Baton Rouge arrest warrant details prison escape and kidnapping: victim managed to escape but was recaptured _lowres

Emanuel Ray Jones

State corrections officials say they are investigating how a man who escaped a West Baton Rouge Parish work-release facility to commit a crime in Baton Rouge last year was mistakenly released Thursday from the Elayn Hunt Correctional Center.

But Emanuel Ray Jones’ latest taste of freedom proved short-lived. By noon Friday, he was back in police custody and headed to the West Baton Rouge Parish Detention Center to serve additional time for his Nov. 8 escape from the parish facility.

“His parole officer found him at the last known address he had listed in Covington,” Col. Richie Johnson, of the West Baton Rouge Parish Sheriff’s Office, said Friday.

The Nov. 8 escape from the parish’s work-release facility came to light after Jones was identified as a suspect in robbing, kidnapping and threatening to kill a man early that morning when he was supposed to be in the guarded parish facility.

This time, there was no escape. State corrections officials let him out of the prison but say that was a mistake.

Johnson said the Sheriff’s Office was alerted to Jones’ release about 9 a.m. Friday and responded by deploying members of their fugitive apprehension team to try to re-capture the 30-year-old inmate.

Pam Laborde, spokeswoman for the Louisiana Department of Public Safety and Corrections, said Jones’ release from custody is under investigation.

This marks the second incident in recent months in which an inmate apparently was released in error from a state correctional facility.

Nearly three months ago, a man convicted of manslaughter was accidentally released by the corrections department only a few years into his 40-year sentence and traveled to the Atlanta area before officials were able to take him back into custody.

A later internal investigation by the corrections department found the man was released because Dixon Correctional Institute, where he was being held, did not receive his full criminal records. In addition, a Dixon employee failed to pull Johnson’s State Police rap sheet before he was released, a standard procedure that would have revealed his criminal history, according to the corrections department’s final report.

In the latest incident, Laborde said, corrections department records had Jones set for a Jan. 28 release date after he served part of his 10-year sentence, starting in 2011, on charges out of St. Tammany Parish of possession of a firearm and carrying of a concealed weapon by a felon.

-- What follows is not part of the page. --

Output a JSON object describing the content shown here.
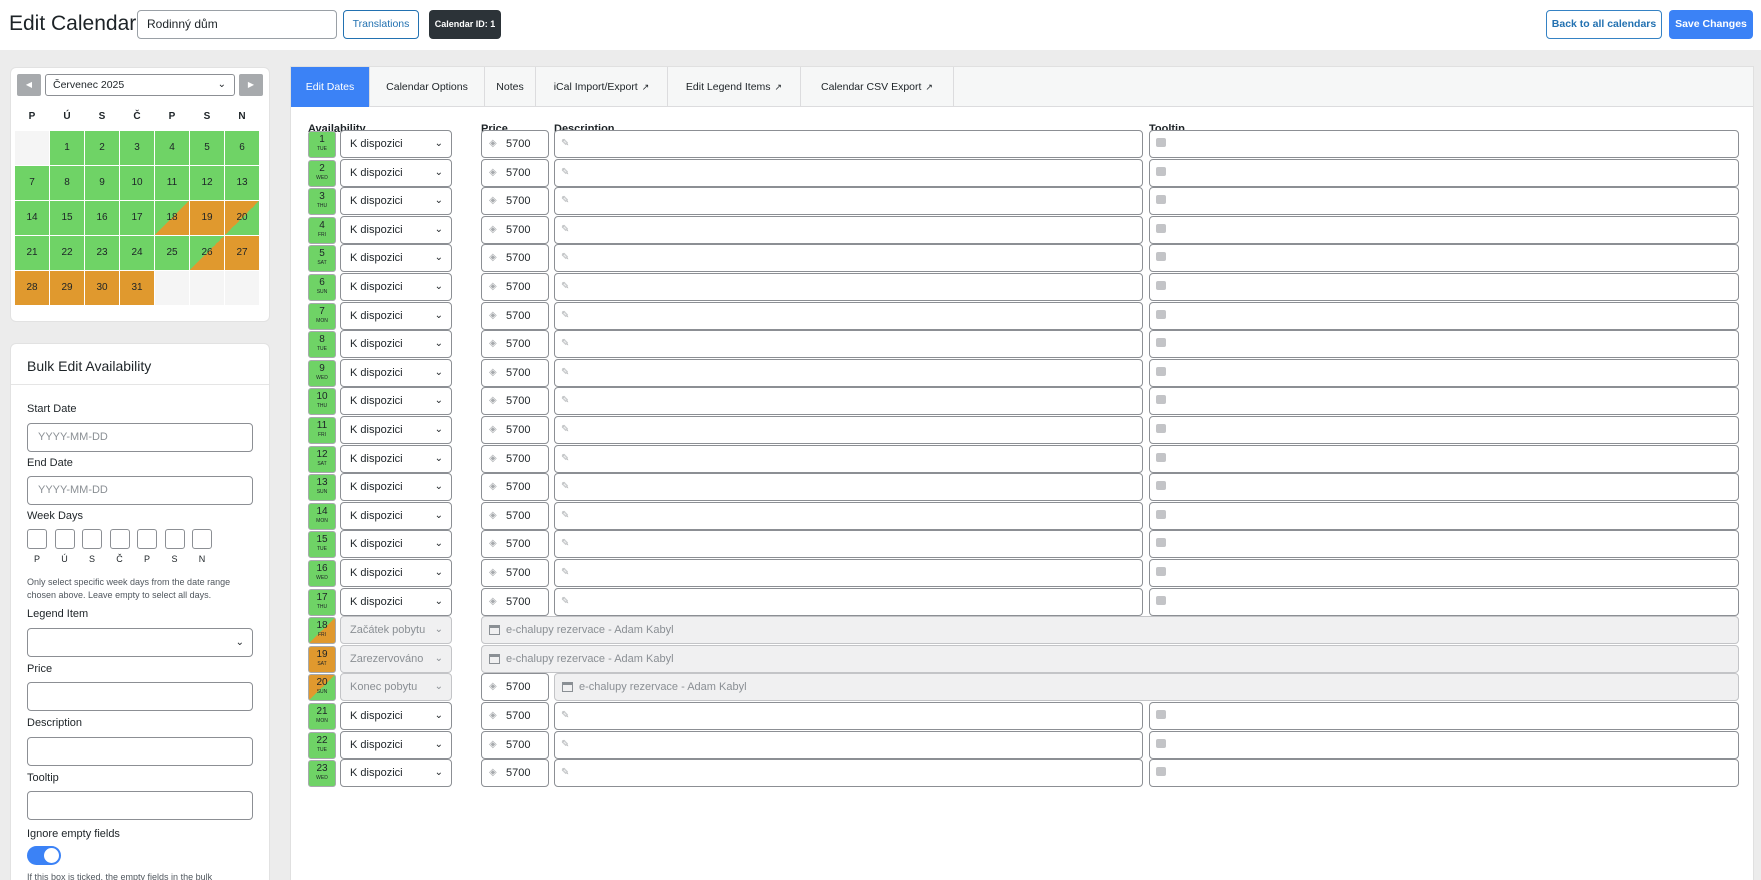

However, because of the detainer and pending escape charge for his escape from the West Baton Rouge Parish work-release facility, Laborde said, Jones should have been turned over to the West Baton Rouge Parish Sheriff’s Office on Thursday instead of being released from the corrections department’s custody.

Laborde said in a prepared statement that it appears staff at the Elayn Hunt Correctional Center “had information that should have prevented Jones from being released from custody,” adding that the corrections department “will take necessary and appropriate disciplinary action” once its investigation is completed.

Jones also is facing additional counts of armed robbery, carjacking, aggravated battery, second-degree kidnapping and felon in possession of a firearm from the Baton Rouge Police Department after he was accused of kidnapping a man in the parking lot of a Radisson Hotel at 2445 S. Acadian Thruway in Baton Rouge.

Laborde on Friday said Jones hasn’t been booked by the Baton Rouge Police Department on those counts.

The victim in the Nov. 8 incident told authorities he overheard a man, later identified as Jones in a photo lineup, and several of Jones’ accomplices saying they had to kill him and burn his car. The plan was foiled when the victim was able to escape after another driver crashed into the back of the victim’s automobile along River Road and Brightside Lane.

Given his agency’s own experience with Jones getting out of a West Baton Rouge Parish work-release facility, Johnson was reluctant to find fault with state corrections officials.

“We’re probably not in any position to criticize an agency for someone leaving their facility that shouldn’t have,” he said.

Two deputies working at the West Baton Rouge Parish facility were suspended without pay after an internal probe by the Sheriff’s Office discovered the absence of Jones and two other inmates never showed up on any paperwork because one of the newer guards was allowing another inmate to perform his routine head counts.

Follow Terry Jones on Twitter, @tjonesreporter.